GOAL OF THE EXERCISE » State how many lines of the records include the word "Admin"; the reply is that number alone.

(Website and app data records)
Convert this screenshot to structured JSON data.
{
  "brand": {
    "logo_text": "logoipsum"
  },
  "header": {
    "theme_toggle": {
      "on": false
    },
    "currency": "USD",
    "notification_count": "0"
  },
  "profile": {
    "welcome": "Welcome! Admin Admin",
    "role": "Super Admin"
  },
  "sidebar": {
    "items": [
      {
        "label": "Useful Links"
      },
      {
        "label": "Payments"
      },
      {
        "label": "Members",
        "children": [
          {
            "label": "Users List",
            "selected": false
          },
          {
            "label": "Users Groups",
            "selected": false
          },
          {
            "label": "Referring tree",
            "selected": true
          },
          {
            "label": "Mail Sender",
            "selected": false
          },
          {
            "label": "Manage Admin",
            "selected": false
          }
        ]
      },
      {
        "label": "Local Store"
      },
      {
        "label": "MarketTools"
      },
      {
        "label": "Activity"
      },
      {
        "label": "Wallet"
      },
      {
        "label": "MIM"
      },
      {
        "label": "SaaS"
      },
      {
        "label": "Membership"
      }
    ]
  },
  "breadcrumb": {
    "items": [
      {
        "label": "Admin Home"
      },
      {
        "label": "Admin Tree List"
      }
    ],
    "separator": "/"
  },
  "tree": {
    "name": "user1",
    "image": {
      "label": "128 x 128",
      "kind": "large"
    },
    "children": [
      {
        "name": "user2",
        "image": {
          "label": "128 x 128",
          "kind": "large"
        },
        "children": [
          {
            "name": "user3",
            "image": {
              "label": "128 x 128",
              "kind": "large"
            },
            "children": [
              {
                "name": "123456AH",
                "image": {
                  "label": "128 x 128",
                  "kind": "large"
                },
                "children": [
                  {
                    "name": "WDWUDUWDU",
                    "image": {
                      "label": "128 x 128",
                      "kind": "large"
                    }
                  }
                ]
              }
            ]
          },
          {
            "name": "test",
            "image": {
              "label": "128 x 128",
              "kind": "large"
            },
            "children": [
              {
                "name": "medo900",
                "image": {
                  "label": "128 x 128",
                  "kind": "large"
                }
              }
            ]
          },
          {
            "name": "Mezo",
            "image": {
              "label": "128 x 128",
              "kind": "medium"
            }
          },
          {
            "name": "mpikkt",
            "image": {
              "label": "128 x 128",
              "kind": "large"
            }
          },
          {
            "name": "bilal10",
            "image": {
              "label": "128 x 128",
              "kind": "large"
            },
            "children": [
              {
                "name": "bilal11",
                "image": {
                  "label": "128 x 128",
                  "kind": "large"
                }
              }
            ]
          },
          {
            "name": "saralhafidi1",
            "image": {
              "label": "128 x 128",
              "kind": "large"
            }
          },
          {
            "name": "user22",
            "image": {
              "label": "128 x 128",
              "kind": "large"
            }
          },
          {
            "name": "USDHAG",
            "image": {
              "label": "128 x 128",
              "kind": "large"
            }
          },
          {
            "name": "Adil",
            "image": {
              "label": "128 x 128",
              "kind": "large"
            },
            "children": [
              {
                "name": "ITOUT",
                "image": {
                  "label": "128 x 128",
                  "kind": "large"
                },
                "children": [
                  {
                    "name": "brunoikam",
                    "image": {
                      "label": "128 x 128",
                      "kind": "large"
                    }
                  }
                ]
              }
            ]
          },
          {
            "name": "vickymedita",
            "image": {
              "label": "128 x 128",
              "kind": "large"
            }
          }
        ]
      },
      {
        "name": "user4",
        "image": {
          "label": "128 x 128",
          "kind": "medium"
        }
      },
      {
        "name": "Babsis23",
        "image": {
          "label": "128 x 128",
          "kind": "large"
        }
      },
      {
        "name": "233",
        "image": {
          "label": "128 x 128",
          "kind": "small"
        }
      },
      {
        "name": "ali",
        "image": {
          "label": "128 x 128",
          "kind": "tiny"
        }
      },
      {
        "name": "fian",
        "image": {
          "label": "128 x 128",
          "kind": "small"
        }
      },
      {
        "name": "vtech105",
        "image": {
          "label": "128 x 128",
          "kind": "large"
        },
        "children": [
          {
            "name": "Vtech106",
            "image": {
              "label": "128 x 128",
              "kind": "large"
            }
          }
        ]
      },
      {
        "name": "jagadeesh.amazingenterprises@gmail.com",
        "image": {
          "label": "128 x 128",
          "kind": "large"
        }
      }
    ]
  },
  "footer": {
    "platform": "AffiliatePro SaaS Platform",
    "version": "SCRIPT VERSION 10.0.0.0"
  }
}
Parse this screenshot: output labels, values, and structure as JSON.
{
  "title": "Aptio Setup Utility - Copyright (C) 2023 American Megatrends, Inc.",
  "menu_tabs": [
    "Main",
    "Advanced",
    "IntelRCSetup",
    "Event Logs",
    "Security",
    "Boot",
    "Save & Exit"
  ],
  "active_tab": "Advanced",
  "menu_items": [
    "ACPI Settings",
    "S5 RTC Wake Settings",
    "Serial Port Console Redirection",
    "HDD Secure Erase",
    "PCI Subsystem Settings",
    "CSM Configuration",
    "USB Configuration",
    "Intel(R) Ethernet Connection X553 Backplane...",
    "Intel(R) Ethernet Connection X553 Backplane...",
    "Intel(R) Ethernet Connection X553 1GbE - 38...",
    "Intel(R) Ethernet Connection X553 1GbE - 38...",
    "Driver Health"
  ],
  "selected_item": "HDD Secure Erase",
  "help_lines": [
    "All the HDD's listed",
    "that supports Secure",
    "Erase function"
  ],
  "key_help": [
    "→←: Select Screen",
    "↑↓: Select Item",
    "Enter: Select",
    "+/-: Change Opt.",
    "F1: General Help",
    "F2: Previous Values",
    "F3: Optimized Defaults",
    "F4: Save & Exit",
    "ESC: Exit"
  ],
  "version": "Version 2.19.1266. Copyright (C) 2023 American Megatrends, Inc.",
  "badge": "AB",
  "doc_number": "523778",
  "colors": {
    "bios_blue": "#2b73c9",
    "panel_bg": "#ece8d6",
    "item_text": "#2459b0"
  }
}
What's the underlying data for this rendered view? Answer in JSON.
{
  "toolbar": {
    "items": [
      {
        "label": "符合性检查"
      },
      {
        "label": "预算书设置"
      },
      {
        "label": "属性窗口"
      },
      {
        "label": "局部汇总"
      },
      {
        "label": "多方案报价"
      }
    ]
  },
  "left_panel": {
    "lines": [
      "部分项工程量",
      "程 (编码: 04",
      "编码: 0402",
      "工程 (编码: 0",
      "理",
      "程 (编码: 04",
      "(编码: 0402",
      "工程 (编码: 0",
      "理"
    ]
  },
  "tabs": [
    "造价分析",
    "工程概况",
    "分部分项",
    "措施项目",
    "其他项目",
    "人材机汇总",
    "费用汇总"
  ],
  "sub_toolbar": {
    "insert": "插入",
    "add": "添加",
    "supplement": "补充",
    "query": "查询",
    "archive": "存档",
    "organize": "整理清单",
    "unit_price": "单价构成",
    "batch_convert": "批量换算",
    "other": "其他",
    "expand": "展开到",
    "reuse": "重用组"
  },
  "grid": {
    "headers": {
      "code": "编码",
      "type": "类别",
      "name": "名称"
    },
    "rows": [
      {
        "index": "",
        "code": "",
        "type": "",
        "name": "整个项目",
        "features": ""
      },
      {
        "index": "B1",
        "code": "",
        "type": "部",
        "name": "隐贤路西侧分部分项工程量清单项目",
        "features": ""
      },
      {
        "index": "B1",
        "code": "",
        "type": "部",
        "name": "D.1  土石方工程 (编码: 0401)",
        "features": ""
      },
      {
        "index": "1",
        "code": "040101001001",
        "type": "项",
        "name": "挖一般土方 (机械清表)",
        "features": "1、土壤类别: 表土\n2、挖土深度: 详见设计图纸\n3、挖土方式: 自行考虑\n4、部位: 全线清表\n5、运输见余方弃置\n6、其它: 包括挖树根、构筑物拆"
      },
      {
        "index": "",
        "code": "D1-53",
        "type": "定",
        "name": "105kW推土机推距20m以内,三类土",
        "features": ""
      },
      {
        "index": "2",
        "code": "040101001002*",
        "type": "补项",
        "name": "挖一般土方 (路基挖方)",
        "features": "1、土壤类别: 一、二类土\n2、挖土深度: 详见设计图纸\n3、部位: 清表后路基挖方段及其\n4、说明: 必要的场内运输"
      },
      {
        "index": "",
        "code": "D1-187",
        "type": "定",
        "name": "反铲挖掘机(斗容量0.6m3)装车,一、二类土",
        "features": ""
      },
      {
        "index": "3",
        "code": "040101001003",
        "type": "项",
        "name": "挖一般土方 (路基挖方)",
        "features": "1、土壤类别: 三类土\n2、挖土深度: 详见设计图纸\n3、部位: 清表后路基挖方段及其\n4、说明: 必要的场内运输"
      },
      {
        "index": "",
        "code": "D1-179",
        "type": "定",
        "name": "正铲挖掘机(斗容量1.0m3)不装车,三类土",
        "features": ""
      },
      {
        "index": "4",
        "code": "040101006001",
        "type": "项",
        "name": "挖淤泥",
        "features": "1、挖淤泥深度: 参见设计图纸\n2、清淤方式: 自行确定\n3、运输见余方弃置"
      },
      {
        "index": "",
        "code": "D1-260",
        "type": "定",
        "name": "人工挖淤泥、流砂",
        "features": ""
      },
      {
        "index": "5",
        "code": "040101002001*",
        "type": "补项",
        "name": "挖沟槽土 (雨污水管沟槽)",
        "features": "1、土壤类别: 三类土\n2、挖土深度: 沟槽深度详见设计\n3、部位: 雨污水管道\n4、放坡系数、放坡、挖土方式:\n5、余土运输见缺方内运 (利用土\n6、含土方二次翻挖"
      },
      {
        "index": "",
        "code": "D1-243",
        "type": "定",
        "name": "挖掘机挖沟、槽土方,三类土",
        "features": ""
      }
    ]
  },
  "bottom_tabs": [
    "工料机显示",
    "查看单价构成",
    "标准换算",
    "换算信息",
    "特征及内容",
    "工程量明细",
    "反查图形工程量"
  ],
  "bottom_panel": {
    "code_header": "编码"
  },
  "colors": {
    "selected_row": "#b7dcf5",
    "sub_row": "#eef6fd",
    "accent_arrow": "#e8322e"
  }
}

EXPECTED ANSWER » 5